Mother who said morphine dose she gave ‘did quietly end’ ill son’s life has died

A mother who said she gave her cancer-stricken son a dose of morphine she believes “did quietly end his life” more than 40 years ago has died, it has been reported.

Antonya Cooper’s son Hamish had been suffering from stage 4 neuroblastoma – a rare childhood cancer – and was aged seven when he died at home in December 1981.

Ms Cooper, a former chairwoman of Neuroblastoma UK, who lived in Abingdon in Oxfordshire, said her young son had been “in a lot of pain” by the end of his life.

She told BBC Radio Oxford last week: “I gave him a large dose of morphine that did quietly end his life.”

On Monday, the BBC reported a statement from her family saying Ms Cooper, who had incurable cancer, had died.

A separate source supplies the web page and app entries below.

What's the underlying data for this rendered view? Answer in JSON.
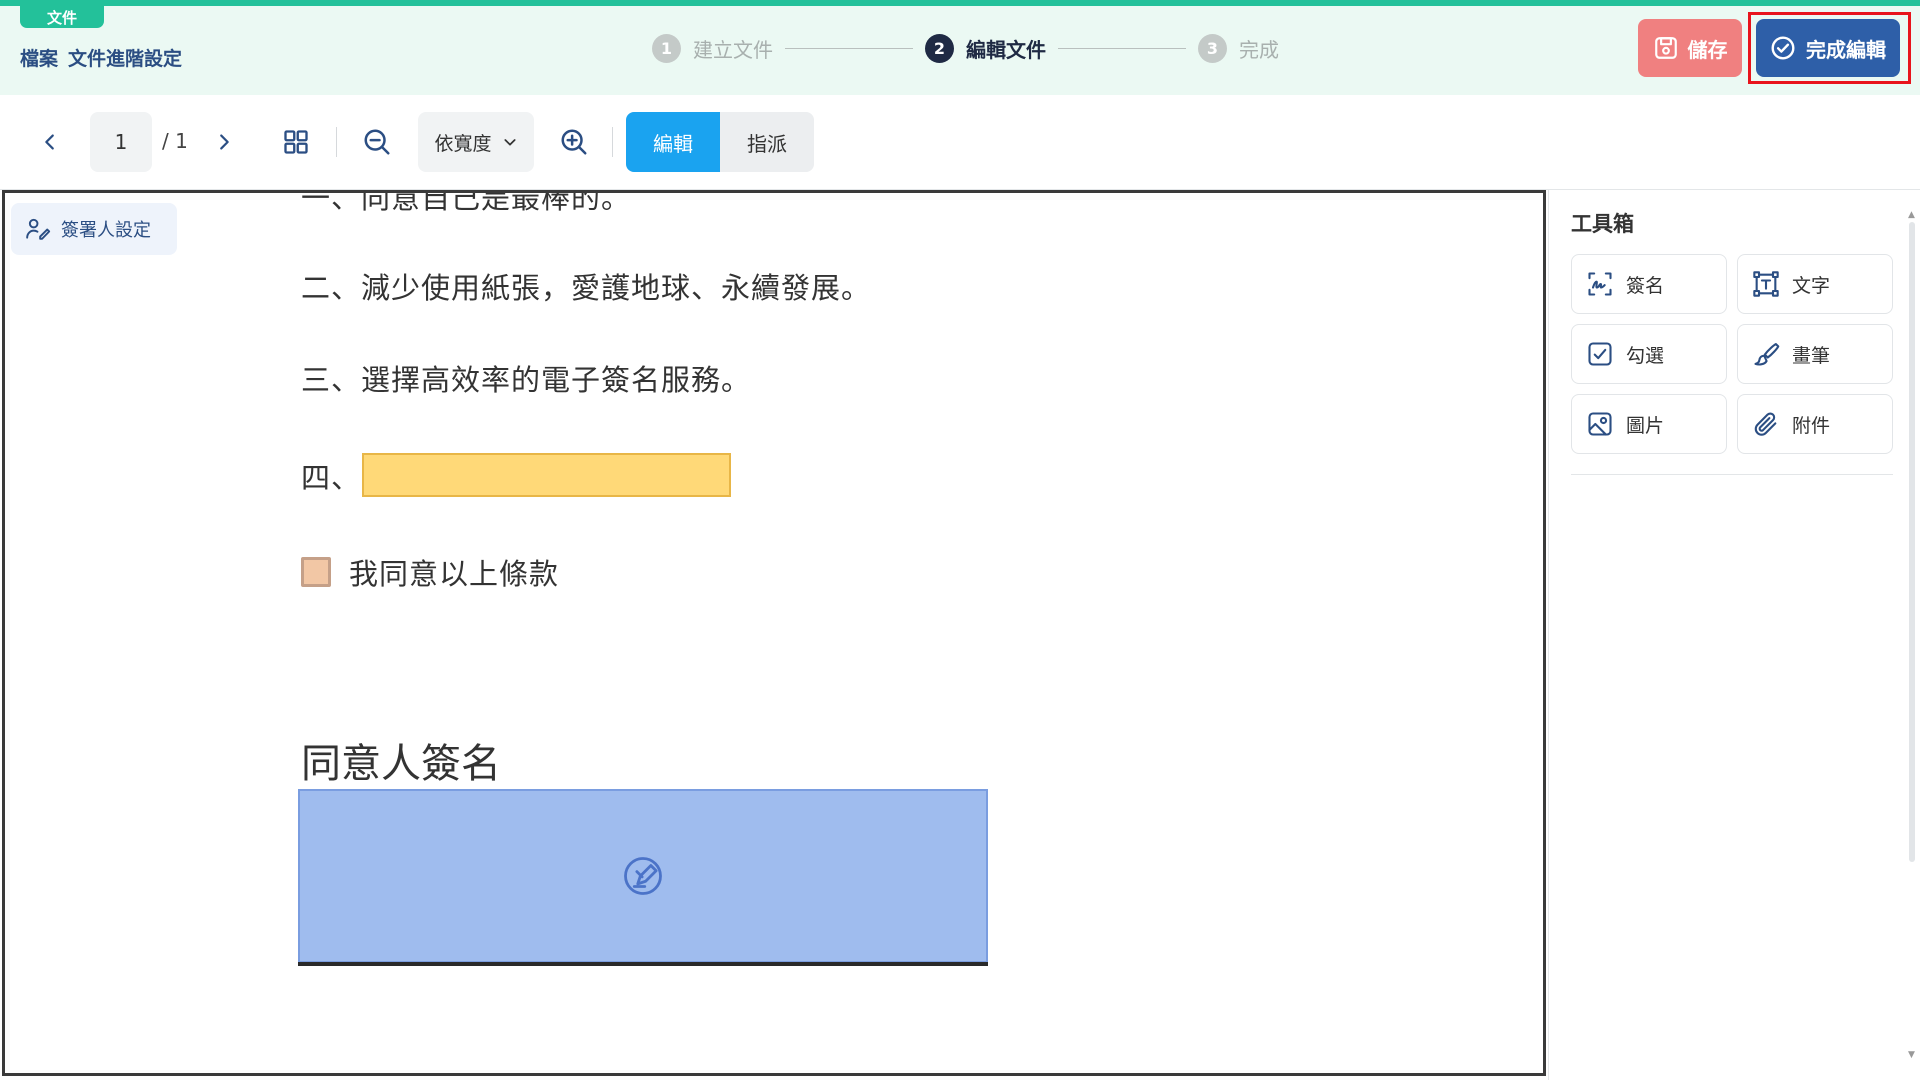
{
  "header": {
    "doc_tag": "文件",
    "breadcrumb": [
      "檔案",
      "文件進階設定"
    ],
    "steps": [
      {
        "num": "1",
        "label": "建立文件",
        "state": "done"
      },
      {
        "num": "2",
        "label": "編輯文件",
        "state": "active"
      },
      {
        "num": "3",
        "label": "完成",
        "state": "todo"
      }
    ],
    "save_label": "儲存",
    "finish_label": "完成編輯"
  },
  "toolbar": {
    "current_page": "1",
    "total_pages": "/ 1",
    "zoom_mode": "依寬度",
    "modes": [
      {
        "label": "編輯",
        "active": true
      },
      {
        "label": "指派",
        "active": false
      }
    ]
  },
  "viewer": {
    "signer_settings_label": "簽署人設定",
    "lines": [
      "一、同意自己是最棒的。",
      "二、減少使用紙張，愛護地球、永續發展。",
      "三、選擇高效率的電子簽名服務。",
      "四、"
    ],
    "checkbox_label": "我同意以上條款",
    "signature_title": "同意人簽名"
  },
  "toolbox": {
    "title": "工具箱",
    "tools": [
      {
        "label": "簽名",
        "icon": "signature-icon"
      },
      {
        "label": "文字",
        "icon": "text-frame-icon"
      },
      {
        "label": "勾選",
        "icon": "checkbox-icon"
      },
      {
        "label": "畫筆",
        "icon": "brush-icon"
      },
      {
        "label": "圖片",
        "icon": "image-icon"
      },
      {
        "label": "附件",
        "icon": "paperclip-icon"
      }
    ]
  },
  "colors": {
    "accent": "#23c19a",
    "primary": "#2e5fa8",
    "save": "#f08080",
    "edit_mode": "#1aa3f0",
    "text_field": "#ffd978",
    "signature_field": "#9fbcee",
    "annotation_red": "#e8141c"
  }
}
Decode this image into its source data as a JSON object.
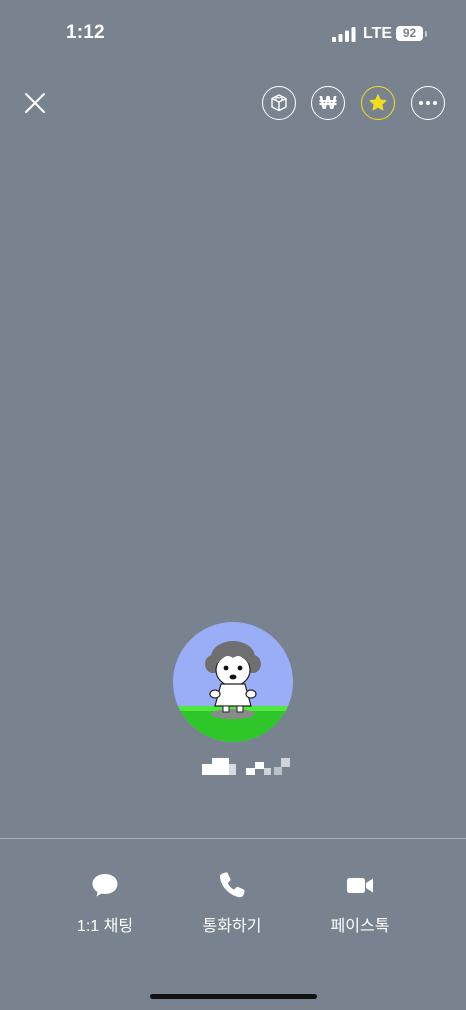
{
  "status_bar": {
    "time": "1:12",
    "network": "LTE",
    "battery": "92"
  },
  "top_actions": {
    "close_icon": "close-icon",
    "gift_icon": "gift-box-icon",
    "won_symbol": "₩",
    "favorite_icon": "star-icon",
    "more_icon": "more-horizontal-icon"
  },
  "colors": {
    "background": "#78838f",
    "favorite_accent": "#f4dd1c"
  },
  "profile": {
    "avatar_icon": "profile-character-avatar"
  },
  "bottom_actions": [
    {
      "label": "1:1 채팅",
      "icon": "chat-bubble-icon"
    },
    {
      "label": "통화하기",
      "icon": "phone-icon"
    },
    {
      "label": "페이스톡",
      "icon": "video-camera-icon"
    }
  ]
}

The statement said: “She was peaceful, pain-free, at home and surrounded by her loving family.

“It was exactly the way she wanted it. She lived life on her terms and she died on her terms.”

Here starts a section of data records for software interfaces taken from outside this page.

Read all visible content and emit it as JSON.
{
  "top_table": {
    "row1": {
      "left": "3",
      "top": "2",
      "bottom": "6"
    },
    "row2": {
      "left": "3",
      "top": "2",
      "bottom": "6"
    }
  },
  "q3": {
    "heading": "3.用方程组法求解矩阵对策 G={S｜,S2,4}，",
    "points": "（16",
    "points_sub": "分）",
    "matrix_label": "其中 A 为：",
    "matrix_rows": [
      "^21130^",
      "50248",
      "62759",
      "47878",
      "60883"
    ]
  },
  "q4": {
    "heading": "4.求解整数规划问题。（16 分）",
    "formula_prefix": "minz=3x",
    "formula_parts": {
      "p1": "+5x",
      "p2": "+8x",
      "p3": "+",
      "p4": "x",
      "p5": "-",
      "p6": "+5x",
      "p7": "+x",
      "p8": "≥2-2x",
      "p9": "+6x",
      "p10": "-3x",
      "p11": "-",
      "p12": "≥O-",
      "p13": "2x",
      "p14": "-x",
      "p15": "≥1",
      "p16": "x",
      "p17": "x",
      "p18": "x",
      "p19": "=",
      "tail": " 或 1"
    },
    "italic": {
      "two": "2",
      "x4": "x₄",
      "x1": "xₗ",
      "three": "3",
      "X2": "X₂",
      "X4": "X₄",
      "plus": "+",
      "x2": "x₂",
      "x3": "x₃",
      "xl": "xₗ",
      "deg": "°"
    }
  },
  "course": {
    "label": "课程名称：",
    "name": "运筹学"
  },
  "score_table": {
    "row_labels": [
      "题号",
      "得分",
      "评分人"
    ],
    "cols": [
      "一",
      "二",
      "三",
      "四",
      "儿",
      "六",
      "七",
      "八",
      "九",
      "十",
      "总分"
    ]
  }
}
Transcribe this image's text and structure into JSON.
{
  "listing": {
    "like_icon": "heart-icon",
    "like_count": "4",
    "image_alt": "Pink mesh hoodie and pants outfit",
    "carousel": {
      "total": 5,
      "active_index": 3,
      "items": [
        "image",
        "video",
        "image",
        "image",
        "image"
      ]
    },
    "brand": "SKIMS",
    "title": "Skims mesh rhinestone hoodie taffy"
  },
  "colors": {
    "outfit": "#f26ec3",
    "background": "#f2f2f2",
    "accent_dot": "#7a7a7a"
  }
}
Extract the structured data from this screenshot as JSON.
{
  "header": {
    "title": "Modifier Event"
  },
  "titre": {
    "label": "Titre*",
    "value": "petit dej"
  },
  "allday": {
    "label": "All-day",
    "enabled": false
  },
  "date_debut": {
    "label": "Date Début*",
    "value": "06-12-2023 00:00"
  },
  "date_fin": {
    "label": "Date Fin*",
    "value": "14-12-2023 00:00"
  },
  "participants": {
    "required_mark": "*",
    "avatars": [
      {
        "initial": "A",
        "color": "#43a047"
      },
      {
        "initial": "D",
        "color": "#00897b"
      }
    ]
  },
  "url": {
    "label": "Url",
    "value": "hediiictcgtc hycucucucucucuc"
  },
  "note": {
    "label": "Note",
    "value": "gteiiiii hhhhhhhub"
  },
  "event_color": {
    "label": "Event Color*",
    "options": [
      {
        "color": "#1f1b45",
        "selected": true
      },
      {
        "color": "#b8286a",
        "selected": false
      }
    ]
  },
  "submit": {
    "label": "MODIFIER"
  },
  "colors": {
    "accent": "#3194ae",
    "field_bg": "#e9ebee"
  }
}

The broadcaster also reported that the family had been visited by officers from Thames Valley Police following the report last week about Hamish’s death.

The force had previously said it was “aware of reports relating to an apparent case of assisted dying of a seven-year-old boy in 1981”.

The service added: “At this early stage, the force is making inquiries into these reports and is not in a position to comment further while these investigations continue.”

Antonya Cooper
Antonya Cooper had called for the UK Government to legalise assisted dying so death is not ‘so intolerably inhumane’ (Antonya Cooper/PA Real Life)

Asked for an update following Ms Cooper’s death, Thames Valley Police said the force “is still making inquiries in its investigation”.

Speaking about her final moments with her son, Ms Cooper told PA Real Life in May: “In the middle of the night, we were by his bedside.

“He was expressing that he had pain and I said ‘Would you like me to take the pain away?’

“He said ‘Yes please, Mama’, and so I gave him a dose of morphine sulphate through his Hickman catheter.

“We had watched him brave through all that beastly treatment, we had had him for longer than the original prognosis, so the time was right.”

Euthanasia – deliberately ending a person’s life to relieve suffering – is illegal in England and could be prosecuted as murder or manslaughter.

Ms Cooper told how she had joined Swiss assisted dying clinic Dignitas and called for the UK Government to legalise assisted dying so death is not “so intolerably inhumane”.

Asked by the BBC if she understood she had potentially admitted to manslaughter or murder in relation to her son’s death, she replied: “Yes.”

She told the radio programme: “If they come 43 years after I have allowed Hamish to die peacefully, then I would have to face the consequences. But they would have to be quick, because I’m dying too.”

The conversation around assisted dying and calls for a change in the law have hit the headlines in recent months, with legislation being considered in Scotland, the Isle of Man and Jersey.

Neuroblastoma UK, which was originally formed as The Neuroblastoma Society by Ms Cooper and others, paid tribute, saying her legacy “will live on through the vital research we fund”.

The organisation said: “We are deeply saddened by the news of the death of Antonya and extend our heartfelt condolences to her family and friends during this difficult time.

“Antonya helped form The Neuroblastoma Society in 1982, which she was Chair of from 2001 – 2007, building up relationships with leading national and international neuroblastoma clinicians and researchers.

“This later became Neuroblastoma UK, a charity focused on raising awareness and money for research into the disease. Antonya’s contributions have been invaluable, and her legacy will live on through the vital research we fund.”